Sunday, May 6, 2007

Our Birth is but a Sleep and a Forgetting by William Wordsworth

Our Birth is but a Sleep and a Forgetting

Our birth is but a sleep and a forgetting:
The Soul that rises with us, our life's Star,
Hath had elsewhere its setting,
And cometh from afar:
Not in entire forgetfulness,
And not in utter nakedness,
But trailing clouds of glory do we come
From God, who is our home:
Heaven lies about us in our infancy!
Shades of the prison-house begin to close
Upon the growing Boy,
But He beholds the light, and whence it flows,
He sees it in his joy;
The Youth, who daily farther from the east
Must travel, still is Nature's Priest,
And by the vision splendid
Is on his way attended;
At length the Man perceives it die away,
And fade into the light of common day.
--William Wordsworth

Some of you already know why I'm posting this poem today. Others can look around at some new changes on the blog page and see if you can take a guess! I'm really excited, and hope that everything goes well this time. By the way, if you're wondering, we did decide to buy the mobile home! What an exciting week!!!!!

As for the poem itself, I think it is a beautiful expression of the truths that the spirit naturally knows -- even when they're not being taught as doctrine


  1. Congratulations!

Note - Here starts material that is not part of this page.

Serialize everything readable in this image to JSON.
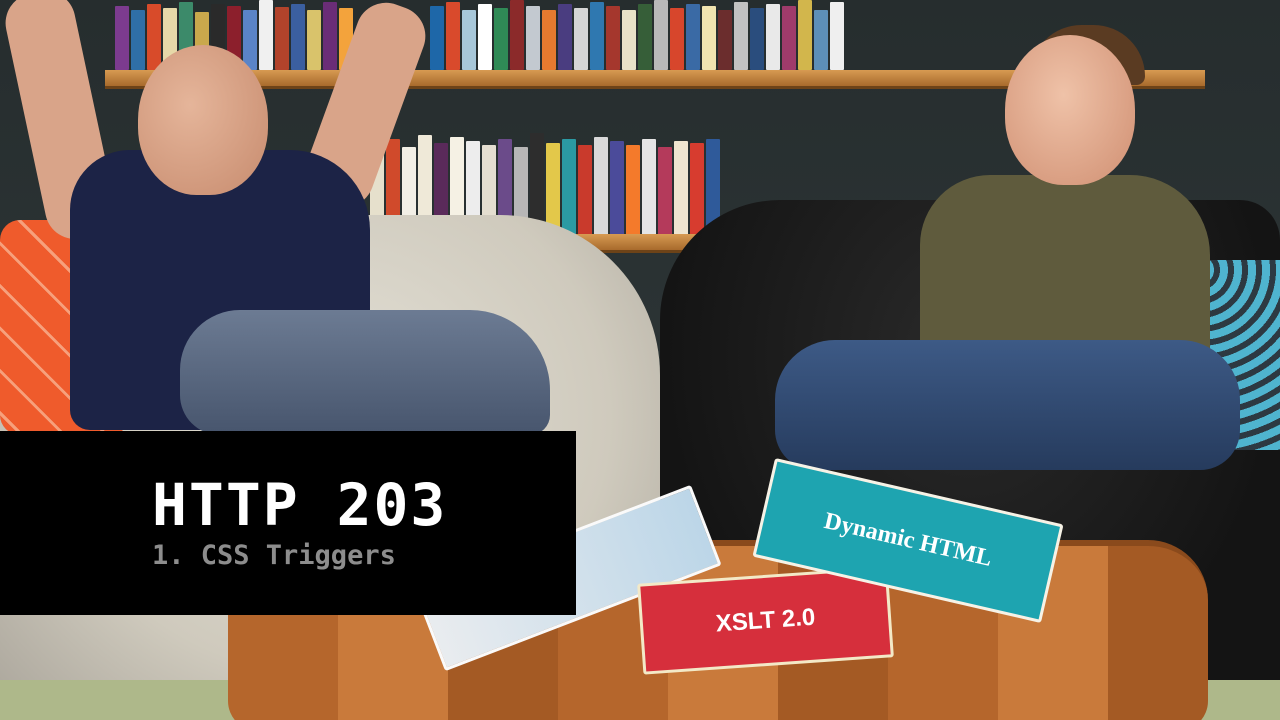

  2. Happy day, Karen and Peter! I thought the embryo count-up on your blog was a little weird, but very cool nonetheless. Sam suggested that they should develop a program that would put a little face on the baby derived from pictures of the parents. That was even more disturbing-sounding to me, but I'll bet it would sell.
    Congratulations anyway!

  3. Where did you get that baby picture? I'd love to have the others in the series as well.

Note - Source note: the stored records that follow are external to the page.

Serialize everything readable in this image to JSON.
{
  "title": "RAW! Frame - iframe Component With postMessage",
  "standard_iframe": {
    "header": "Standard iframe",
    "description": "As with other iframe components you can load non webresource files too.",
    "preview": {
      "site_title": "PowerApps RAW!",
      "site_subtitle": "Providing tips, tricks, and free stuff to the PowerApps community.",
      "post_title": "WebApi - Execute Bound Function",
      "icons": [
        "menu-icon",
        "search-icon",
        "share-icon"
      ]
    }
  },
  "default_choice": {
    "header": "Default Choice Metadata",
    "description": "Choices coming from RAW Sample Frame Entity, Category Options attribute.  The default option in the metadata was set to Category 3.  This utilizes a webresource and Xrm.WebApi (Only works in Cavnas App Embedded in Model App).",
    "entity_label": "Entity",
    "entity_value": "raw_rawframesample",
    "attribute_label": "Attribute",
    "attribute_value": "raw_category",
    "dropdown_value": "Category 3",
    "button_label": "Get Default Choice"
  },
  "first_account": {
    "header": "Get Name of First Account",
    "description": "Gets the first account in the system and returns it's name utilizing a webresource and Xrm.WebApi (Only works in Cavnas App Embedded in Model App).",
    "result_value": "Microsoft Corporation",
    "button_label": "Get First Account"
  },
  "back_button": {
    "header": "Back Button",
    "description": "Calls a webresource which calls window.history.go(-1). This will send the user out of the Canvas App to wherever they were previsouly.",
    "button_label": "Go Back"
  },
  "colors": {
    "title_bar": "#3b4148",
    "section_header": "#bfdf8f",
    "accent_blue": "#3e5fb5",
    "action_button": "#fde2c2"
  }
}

  4. I did an image search for "heaven baby" on google, and it popped up on If you google "Frances Hook" you'll get a lot of images of kids on plates--which may be what you're looking for.


  5. Congratulations Karen. Best of luck. When is the baby due? Is it due in January?

    I love that poem by Wordsworth too. He is one of my favorite poets.


    Oh! I have slipped the surly bonds of earth

    And danced the skies on laughter silvered wings;

    Sunward I've climbed, and joined the tumbling mirth

    Of sun-split clouds - and done a hundred things

    You have not dreamed of - wheeled and soared and swung

    High in the silence, hov'ring there.

    I've chased the shouting wind along, and flung

    My eager craft through footless halls of air.

    Up, up the long, delirious, burning blue

    I've topped the wind-swept heights with easy grace

    Where never lark, or even eagle flew -

    And, while with silent lifting mind I've trod

    The high untrespassed sanctity of space,

    Put out my hand and touched the face of God.

    By John Gillespie Magee

    From Randy

  7. Daddy,

    I had no idea you have such a poetic soul. I really enjoy your replies!


  8. A friend (origamidave Groesbeck) and I were talking about paper airplanes and Wright Patterson AF Museum today at stake conf. He forwarded me this poem, which has long been a favorite of mine. Our TV stations used it to sign off the air at midnight when I was a kid. Randy forwarded earlier, but I felt you should have an explanation.

    Here are David's comments sent with the poem: I enjoyed chatting with your about your recent visit to the Wright
    Paterson AFB museum. I've seen it twice. Once as a young man in the late
    1960's, and again about 8 years ago when we went down to meet our son's
    fiance's parents. While the women planned the reception, all the boys went
    to the museum. I probably inherited my love of airplanes from my father. He
    loved airplanes as a boy, building many large rubber powered
    balsa-and-tissue planes. After high school he joined the Navy to become a
    pilot. He trained in Stearman biplanes (of which there is one at WPAFB,
    though it's painted in the Army colors). After the war he studied
    Aeronautical engineering, and eventually ended up here in Cleveland working
    at NASA. I was always especially found of the WWI planes, and built enough
    models to equip squadrons of both allied and German pilots. We used to joke
    that I should have had a "Warning: low flying aircraft" sign in my bedroom.
    A few years before my Father died I found and framed a large print of a Navy
    Stearman and the poem "High Flight", and gave them to him for Christmas. I
    think that was one of his favorite poems. Later, on my second visit to
    WPAFB, in the WWII section, saw this poem on the wall, with some
    biographical info about the author, and the letter he had sent with the poem
    to his parents. The author, John Gillespie Magee Jr. was born in Shanghai,
    China in 1922. This poem was written in August or September of 1941 and
    sent to his parents. John was 19 years old, and an officer and pilot with
    the RCAF. A few months later, on Dec. 11, 1941, he died while flying his
    Spitfire over England. Knowing those few details makes the poem even better.

    From Mom

  9. This baby picture is one of the five I had on my bedroom wall that I refered to when I wrote in about Winken, Blinken and Nod. So comforting. Thanks! Mom